• _Source information_
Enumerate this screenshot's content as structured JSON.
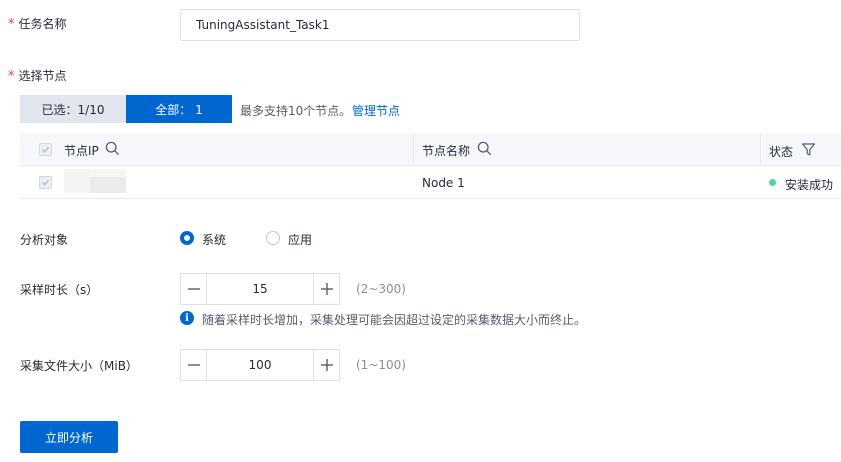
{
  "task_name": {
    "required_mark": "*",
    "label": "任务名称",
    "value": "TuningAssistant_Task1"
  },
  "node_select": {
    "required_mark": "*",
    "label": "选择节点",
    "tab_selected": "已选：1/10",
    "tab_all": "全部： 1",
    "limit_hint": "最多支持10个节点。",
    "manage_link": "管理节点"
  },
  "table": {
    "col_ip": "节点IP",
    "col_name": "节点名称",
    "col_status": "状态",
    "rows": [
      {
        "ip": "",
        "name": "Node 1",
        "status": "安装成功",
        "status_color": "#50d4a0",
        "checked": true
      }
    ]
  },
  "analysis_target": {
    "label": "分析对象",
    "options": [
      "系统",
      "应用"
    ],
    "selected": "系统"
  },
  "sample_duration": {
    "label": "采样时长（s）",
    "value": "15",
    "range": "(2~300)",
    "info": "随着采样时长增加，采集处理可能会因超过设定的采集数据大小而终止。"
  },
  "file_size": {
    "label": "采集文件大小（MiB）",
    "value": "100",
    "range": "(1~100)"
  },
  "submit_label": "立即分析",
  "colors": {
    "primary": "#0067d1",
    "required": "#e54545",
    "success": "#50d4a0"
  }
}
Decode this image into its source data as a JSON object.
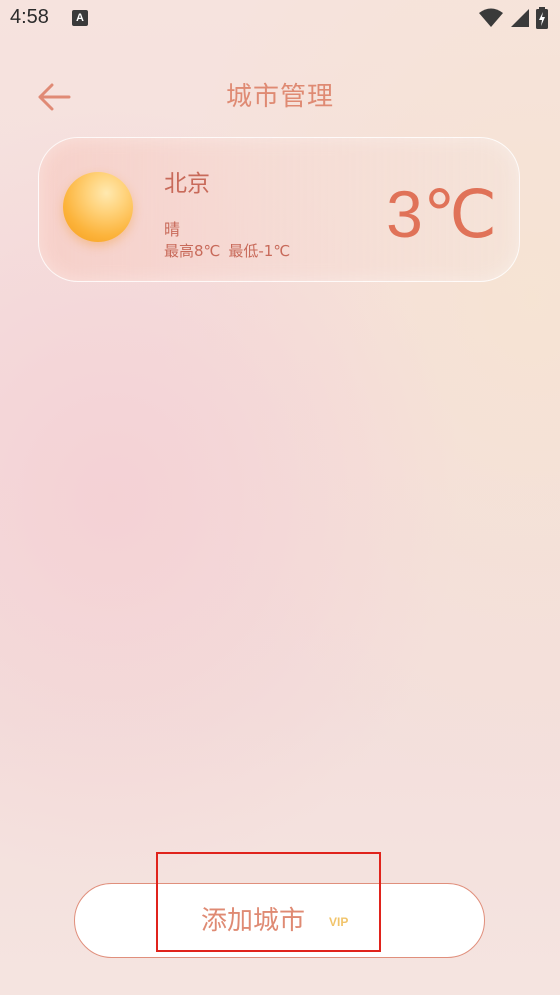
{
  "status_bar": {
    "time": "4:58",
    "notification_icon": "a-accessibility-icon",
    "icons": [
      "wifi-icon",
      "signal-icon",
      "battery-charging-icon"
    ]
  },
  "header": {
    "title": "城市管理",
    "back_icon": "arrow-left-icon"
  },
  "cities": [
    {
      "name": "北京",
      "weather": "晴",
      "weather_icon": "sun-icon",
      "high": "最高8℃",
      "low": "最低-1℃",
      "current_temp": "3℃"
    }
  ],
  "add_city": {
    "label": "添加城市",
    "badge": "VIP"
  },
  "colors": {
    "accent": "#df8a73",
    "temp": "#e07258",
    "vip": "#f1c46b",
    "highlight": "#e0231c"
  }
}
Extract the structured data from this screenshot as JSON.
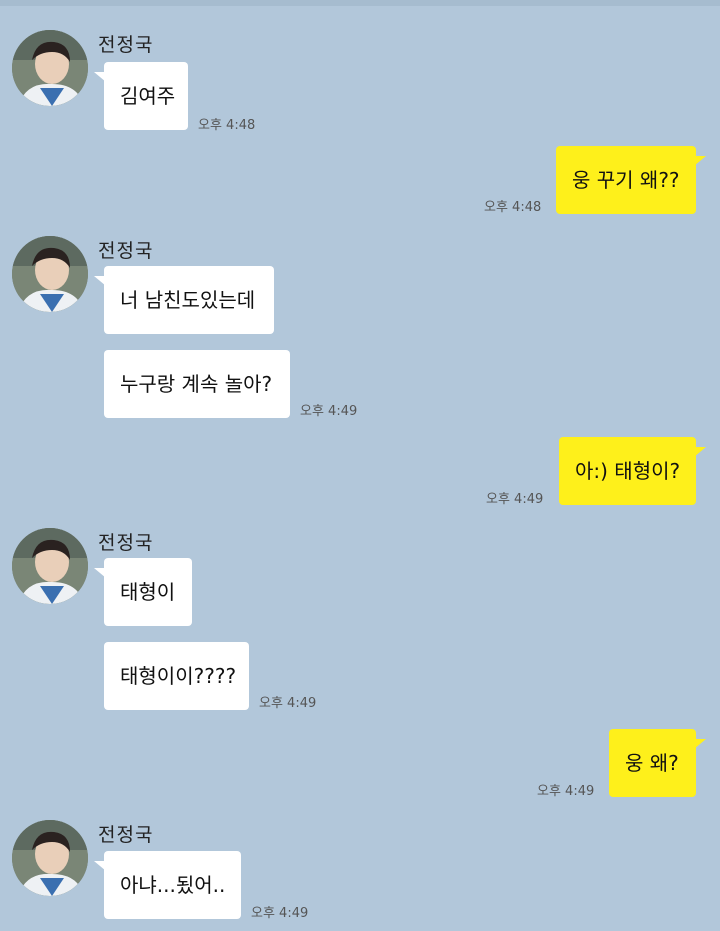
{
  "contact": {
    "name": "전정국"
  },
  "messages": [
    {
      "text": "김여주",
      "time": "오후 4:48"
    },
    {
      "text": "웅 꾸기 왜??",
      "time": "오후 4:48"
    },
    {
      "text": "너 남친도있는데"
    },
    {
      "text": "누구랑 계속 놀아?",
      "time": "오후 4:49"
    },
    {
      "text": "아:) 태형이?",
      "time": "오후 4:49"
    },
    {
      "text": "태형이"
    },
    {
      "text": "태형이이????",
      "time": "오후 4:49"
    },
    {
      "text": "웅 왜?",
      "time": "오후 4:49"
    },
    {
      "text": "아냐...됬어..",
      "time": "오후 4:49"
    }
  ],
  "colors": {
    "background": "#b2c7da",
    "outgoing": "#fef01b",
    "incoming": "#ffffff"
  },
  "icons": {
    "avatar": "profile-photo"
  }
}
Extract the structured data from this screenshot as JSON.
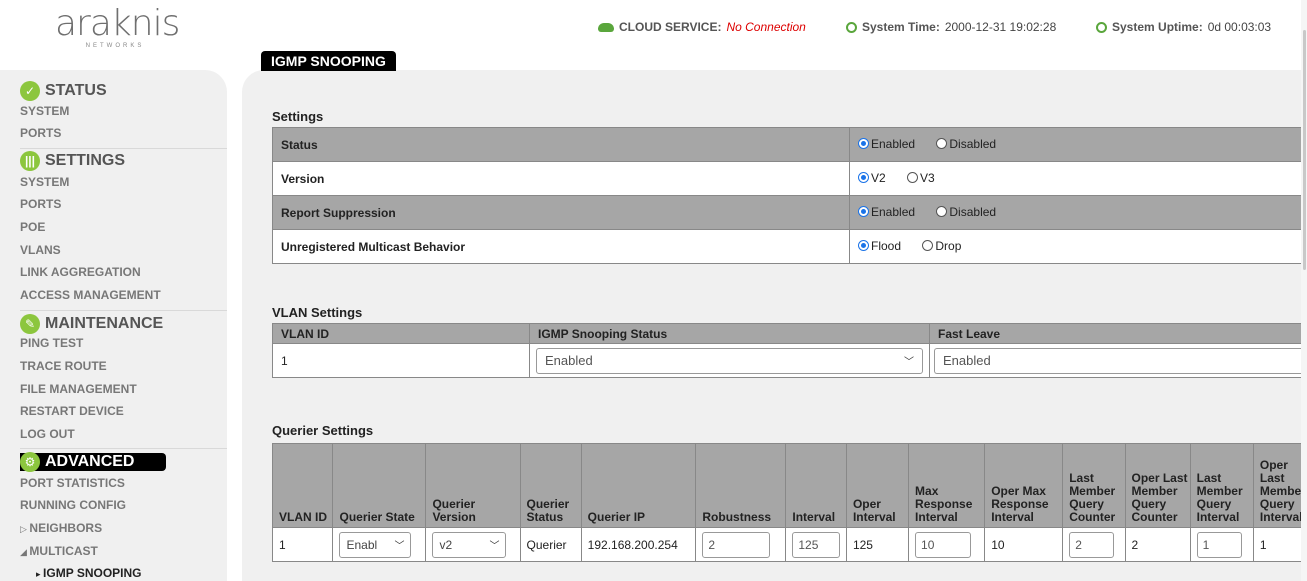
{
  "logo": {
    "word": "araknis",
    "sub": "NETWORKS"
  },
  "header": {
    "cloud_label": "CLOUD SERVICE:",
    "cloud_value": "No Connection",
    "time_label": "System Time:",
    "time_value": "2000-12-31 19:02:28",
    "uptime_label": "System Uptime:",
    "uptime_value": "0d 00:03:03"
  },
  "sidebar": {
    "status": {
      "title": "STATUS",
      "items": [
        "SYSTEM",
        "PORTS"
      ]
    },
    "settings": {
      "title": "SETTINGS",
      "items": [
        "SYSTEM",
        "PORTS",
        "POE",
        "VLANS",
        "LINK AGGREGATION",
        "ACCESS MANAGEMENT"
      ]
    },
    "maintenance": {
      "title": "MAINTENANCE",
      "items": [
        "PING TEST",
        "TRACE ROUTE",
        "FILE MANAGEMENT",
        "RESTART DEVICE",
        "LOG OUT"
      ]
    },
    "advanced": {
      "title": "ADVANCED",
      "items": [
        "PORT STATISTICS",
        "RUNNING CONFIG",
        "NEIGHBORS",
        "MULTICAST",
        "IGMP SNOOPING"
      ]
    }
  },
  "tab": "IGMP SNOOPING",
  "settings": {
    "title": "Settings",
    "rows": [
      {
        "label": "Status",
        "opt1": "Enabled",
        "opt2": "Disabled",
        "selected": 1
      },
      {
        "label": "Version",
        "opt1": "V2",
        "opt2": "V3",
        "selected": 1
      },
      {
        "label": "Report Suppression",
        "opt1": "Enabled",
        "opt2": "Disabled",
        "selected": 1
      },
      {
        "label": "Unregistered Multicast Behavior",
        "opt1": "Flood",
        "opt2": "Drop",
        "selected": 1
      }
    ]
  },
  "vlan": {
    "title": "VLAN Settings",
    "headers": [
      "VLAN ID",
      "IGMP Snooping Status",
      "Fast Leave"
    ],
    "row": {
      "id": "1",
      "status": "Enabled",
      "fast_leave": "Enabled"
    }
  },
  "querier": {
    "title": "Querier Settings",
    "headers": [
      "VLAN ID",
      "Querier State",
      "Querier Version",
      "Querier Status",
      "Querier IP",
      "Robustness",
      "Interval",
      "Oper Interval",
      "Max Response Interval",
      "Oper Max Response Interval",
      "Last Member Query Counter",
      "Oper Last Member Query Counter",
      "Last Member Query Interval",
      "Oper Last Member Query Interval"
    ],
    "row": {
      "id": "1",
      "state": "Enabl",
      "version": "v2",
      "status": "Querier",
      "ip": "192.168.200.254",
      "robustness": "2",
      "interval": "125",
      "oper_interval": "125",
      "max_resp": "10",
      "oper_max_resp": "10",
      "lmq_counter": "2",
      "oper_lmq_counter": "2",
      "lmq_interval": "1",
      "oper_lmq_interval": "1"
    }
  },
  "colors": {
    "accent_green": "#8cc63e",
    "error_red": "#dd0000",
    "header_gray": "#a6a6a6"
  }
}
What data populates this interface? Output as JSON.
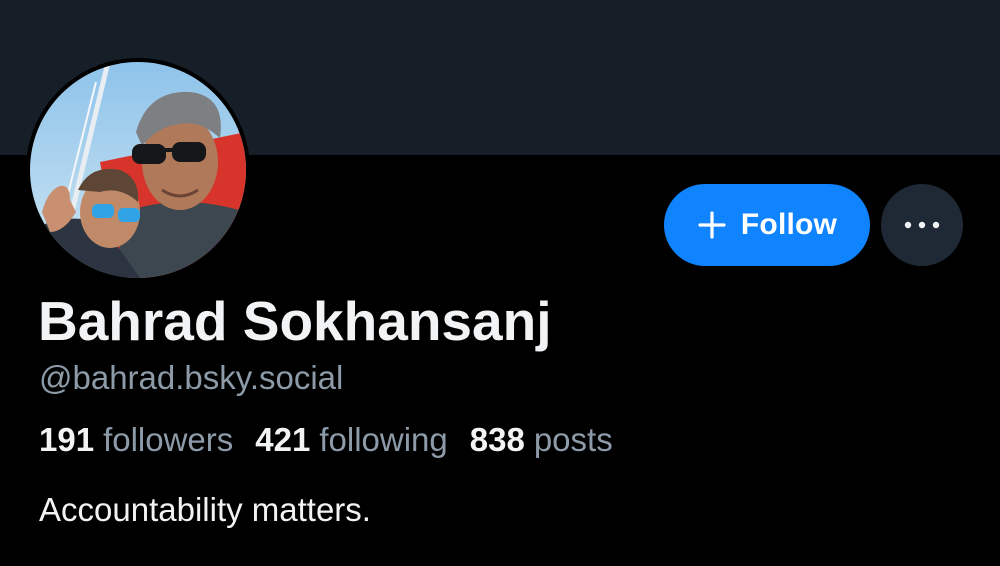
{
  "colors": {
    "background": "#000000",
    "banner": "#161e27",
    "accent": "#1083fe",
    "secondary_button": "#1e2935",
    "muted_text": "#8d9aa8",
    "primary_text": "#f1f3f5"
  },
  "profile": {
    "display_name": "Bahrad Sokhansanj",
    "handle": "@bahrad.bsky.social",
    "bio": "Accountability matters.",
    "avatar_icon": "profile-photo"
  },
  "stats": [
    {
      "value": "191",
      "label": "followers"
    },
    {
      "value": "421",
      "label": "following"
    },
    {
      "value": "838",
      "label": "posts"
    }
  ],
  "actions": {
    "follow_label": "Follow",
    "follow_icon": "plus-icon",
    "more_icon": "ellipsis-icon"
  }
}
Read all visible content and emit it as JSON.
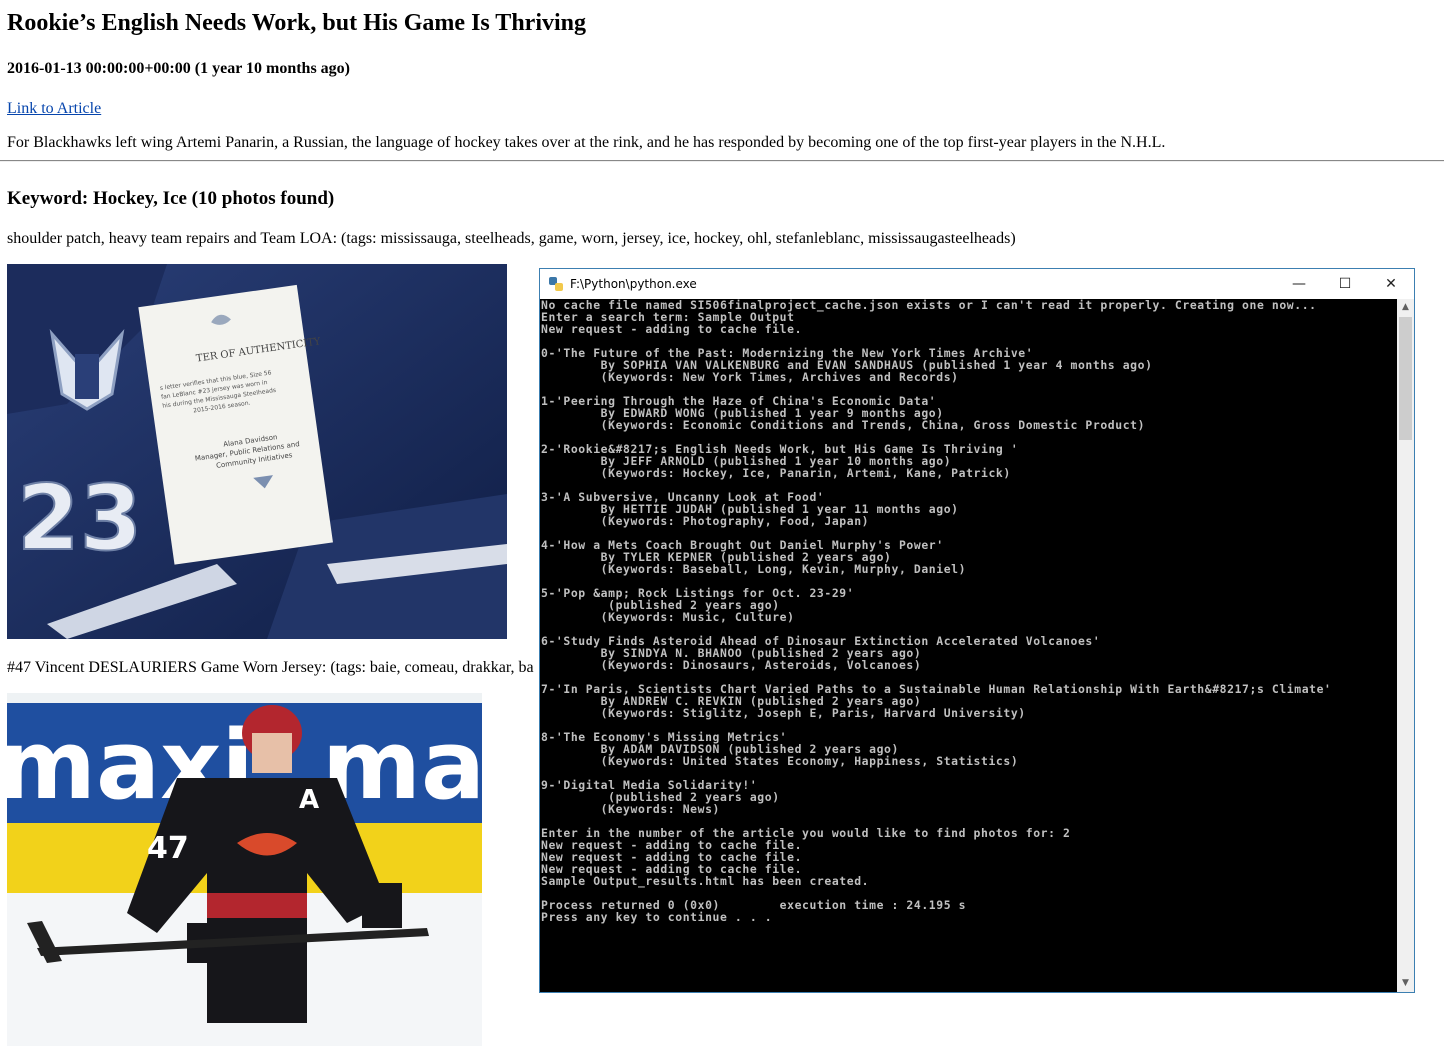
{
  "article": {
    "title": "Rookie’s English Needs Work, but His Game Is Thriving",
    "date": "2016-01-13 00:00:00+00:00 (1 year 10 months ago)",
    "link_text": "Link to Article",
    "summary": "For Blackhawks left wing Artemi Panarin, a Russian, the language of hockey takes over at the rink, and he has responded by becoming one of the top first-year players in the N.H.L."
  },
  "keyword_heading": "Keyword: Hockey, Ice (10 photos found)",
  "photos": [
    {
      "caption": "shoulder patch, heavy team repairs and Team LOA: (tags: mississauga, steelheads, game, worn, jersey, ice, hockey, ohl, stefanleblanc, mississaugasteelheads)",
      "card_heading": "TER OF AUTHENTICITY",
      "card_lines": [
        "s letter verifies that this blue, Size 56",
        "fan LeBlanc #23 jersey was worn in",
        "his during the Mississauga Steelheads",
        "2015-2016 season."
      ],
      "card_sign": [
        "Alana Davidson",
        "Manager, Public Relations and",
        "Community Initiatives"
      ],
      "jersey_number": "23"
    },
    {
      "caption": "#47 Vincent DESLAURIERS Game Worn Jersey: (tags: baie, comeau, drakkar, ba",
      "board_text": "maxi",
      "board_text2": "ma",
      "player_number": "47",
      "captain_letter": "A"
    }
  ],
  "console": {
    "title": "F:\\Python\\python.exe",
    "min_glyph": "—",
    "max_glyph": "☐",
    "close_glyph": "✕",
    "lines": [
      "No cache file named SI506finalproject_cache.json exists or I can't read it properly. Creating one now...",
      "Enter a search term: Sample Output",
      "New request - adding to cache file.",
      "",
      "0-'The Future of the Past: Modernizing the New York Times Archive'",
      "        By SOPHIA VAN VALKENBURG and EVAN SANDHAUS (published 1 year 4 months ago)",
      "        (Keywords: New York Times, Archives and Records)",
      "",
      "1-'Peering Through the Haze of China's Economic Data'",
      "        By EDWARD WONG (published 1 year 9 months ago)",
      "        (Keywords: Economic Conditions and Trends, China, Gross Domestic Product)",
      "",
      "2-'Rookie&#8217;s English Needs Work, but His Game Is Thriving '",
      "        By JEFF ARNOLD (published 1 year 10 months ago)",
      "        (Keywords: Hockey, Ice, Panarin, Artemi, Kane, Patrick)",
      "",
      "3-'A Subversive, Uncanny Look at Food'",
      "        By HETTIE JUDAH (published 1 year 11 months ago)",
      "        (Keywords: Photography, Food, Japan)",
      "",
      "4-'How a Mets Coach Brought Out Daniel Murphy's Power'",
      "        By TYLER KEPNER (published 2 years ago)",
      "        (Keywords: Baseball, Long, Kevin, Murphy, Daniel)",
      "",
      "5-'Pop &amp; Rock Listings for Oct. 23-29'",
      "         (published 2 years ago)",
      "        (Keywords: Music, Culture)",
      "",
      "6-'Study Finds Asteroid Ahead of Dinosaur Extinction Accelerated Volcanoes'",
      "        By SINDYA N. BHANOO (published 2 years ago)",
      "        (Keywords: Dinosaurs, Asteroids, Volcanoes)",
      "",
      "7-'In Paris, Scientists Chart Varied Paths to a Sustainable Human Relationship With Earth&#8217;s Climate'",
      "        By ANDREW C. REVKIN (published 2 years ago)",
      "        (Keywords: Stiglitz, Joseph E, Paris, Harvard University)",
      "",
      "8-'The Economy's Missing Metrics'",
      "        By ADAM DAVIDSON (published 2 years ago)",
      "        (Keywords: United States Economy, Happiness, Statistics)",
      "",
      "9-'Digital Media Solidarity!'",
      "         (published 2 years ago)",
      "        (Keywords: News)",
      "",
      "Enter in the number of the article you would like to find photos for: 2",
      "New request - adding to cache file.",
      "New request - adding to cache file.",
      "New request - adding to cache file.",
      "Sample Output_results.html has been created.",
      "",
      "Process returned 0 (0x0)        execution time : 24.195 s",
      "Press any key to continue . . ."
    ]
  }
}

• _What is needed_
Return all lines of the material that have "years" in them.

• _Response below_
      "        By TYLER KEPNER (published 2 years ago)",
      "         (published 2 years ago)",
      "        By SINDYA N. BHANOO (published 2 years ago)",
      "        By ANDREW C. REVKIN (published 2 years ago)",
      "        By ADAM DAVIDSON (published 2 years ago)",
      "         (published 2 years ago)",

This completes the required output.